AB
CD

If A and C represent the shadowy wall, and B and D represent the black jeans in the original frame, this new pixel will have to be a calculation based on all four of those. If the lighting of the scene didn’t differentiate well enough between the two, they will be seen as approximately the same color. This is a problem, because the definitions of where one object starts and another begins becomes more vague after the compression. This is one reason why people wonder why their video looks so bad once they’ve compressed it, when it looked so good on the videotape, or they could clearly see the separation between the jeans and the wall on their television screens.

You can see the effect of poor lighting if you open your color wheel settings on a graphics or video editing program. Next to the color wheel, there’s a slider that only slides from white to black. This represents “luminance” (luma) or the amount of “whiteness” of the color that you’re choosing by the wheel. Notice how you can choose purple or choose blue or choose brown… and the farther you slide the luma slider towards black, each one of those colors starts to look like the exact same color? That’s what happens to your video.

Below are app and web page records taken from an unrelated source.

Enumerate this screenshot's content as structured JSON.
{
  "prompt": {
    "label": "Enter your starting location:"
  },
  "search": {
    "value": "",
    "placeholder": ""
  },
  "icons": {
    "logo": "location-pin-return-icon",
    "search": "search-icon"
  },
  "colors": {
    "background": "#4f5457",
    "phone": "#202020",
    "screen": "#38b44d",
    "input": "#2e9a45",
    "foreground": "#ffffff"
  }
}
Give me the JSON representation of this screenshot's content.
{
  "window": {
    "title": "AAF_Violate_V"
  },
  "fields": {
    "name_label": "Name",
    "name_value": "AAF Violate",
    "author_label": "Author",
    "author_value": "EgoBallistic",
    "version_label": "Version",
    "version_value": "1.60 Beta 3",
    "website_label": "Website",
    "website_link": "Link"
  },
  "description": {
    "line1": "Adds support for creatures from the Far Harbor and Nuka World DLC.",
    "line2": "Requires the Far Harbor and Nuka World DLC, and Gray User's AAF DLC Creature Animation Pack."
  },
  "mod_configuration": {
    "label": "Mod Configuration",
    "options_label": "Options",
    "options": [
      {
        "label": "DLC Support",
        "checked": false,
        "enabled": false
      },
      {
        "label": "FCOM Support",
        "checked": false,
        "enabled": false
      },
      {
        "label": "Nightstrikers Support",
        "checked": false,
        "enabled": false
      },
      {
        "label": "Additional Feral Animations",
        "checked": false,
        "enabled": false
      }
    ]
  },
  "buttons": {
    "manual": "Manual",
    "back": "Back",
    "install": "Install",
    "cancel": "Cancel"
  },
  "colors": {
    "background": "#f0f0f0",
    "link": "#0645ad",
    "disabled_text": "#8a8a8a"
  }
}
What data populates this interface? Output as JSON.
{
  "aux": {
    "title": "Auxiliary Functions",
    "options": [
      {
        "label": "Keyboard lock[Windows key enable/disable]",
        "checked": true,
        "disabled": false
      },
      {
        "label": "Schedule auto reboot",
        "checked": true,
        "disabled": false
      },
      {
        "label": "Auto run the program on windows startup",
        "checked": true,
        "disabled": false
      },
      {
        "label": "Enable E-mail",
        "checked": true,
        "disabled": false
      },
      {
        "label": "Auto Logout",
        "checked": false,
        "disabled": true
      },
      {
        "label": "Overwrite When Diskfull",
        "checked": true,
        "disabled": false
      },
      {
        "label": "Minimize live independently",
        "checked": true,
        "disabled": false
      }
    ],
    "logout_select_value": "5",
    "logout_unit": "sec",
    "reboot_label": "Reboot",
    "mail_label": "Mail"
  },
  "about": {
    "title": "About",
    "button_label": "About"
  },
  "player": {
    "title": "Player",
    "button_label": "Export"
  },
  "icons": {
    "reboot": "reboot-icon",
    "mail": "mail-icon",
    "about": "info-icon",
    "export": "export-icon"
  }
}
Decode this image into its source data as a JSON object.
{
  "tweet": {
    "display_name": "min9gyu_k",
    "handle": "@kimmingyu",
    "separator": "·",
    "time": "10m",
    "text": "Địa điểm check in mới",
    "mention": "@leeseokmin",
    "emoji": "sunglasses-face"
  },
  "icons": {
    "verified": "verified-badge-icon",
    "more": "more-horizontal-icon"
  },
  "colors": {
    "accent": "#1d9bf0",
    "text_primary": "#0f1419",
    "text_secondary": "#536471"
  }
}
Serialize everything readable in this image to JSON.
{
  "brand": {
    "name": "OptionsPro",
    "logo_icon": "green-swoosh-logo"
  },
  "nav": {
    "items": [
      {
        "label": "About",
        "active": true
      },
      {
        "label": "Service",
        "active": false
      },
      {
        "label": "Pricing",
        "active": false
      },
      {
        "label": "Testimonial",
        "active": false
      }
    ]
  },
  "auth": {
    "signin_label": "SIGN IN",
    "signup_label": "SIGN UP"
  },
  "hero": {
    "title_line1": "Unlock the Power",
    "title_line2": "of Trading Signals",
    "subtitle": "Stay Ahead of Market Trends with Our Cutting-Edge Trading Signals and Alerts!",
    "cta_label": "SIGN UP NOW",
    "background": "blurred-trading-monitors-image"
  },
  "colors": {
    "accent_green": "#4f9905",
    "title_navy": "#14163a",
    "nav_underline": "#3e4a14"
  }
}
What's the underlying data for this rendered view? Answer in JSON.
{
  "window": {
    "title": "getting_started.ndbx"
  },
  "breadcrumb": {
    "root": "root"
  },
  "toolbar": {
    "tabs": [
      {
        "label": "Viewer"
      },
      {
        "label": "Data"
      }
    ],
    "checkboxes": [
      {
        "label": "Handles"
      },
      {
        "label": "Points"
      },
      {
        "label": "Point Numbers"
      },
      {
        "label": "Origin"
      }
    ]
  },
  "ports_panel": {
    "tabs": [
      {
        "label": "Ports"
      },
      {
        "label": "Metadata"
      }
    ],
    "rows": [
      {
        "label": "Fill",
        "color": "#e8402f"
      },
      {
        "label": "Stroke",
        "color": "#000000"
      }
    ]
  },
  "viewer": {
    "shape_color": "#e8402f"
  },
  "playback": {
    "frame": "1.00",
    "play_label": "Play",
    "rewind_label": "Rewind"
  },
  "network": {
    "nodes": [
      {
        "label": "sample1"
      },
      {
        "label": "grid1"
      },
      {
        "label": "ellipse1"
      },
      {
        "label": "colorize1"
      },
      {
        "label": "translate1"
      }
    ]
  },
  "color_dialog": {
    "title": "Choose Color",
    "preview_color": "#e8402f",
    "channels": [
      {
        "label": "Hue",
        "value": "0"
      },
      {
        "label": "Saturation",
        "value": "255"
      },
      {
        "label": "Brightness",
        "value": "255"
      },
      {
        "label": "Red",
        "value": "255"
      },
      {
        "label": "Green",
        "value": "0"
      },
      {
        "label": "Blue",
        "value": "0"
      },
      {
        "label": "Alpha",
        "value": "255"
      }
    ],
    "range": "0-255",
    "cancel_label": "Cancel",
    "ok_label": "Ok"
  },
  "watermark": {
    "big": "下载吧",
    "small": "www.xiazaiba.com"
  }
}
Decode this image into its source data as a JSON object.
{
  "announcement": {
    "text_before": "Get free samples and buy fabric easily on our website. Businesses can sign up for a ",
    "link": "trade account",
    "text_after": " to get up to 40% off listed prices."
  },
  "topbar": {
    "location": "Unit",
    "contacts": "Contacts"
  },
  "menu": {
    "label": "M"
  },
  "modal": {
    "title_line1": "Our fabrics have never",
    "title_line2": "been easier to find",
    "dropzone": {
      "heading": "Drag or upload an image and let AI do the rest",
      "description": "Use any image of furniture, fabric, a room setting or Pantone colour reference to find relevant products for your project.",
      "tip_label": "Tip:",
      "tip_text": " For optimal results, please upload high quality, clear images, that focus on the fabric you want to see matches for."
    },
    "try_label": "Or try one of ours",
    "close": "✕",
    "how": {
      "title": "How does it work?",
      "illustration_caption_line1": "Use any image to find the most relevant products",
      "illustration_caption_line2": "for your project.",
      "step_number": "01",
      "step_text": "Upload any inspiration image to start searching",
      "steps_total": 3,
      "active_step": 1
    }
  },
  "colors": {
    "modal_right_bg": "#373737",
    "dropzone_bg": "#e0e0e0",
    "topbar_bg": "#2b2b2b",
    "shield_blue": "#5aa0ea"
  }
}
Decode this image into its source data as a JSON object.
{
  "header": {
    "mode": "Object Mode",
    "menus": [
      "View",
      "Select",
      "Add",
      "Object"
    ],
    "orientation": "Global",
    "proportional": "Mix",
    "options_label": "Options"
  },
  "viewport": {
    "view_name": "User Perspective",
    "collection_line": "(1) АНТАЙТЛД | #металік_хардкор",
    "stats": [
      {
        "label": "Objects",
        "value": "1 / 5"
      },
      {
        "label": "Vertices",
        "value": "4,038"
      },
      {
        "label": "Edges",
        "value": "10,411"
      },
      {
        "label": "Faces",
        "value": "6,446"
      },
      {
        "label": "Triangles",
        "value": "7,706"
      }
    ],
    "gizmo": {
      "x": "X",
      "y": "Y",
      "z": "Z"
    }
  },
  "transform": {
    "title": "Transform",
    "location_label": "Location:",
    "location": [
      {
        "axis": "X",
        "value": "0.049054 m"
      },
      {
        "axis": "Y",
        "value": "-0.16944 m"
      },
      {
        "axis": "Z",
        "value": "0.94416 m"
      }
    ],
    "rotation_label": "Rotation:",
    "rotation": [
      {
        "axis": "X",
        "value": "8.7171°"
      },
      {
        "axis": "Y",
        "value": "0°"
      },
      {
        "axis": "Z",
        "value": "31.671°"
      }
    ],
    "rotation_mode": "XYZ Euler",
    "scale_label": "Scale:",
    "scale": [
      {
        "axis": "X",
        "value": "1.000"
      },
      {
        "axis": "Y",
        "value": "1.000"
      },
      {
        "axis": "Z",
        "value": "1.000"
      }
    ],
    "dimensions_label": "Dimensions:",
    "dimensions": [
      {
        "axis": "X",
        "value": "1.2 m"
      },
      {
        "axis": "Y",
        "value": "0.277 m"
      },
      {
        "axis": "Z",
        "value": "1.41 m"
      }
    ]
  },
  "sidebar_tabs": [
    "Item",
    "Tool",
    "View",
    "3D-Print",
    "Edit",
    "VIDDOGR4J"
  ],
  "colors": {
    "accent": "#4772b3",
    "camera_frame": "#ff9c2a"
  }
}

That’s what the computer sees when you personally knew at the time of the shoot what colors you were looking at, but there wasn’t enough light for the computer to be able to see what you saw.

Bill Cammack • New York City • Freelance Video Editor • alum.mit.edu/www/billcammack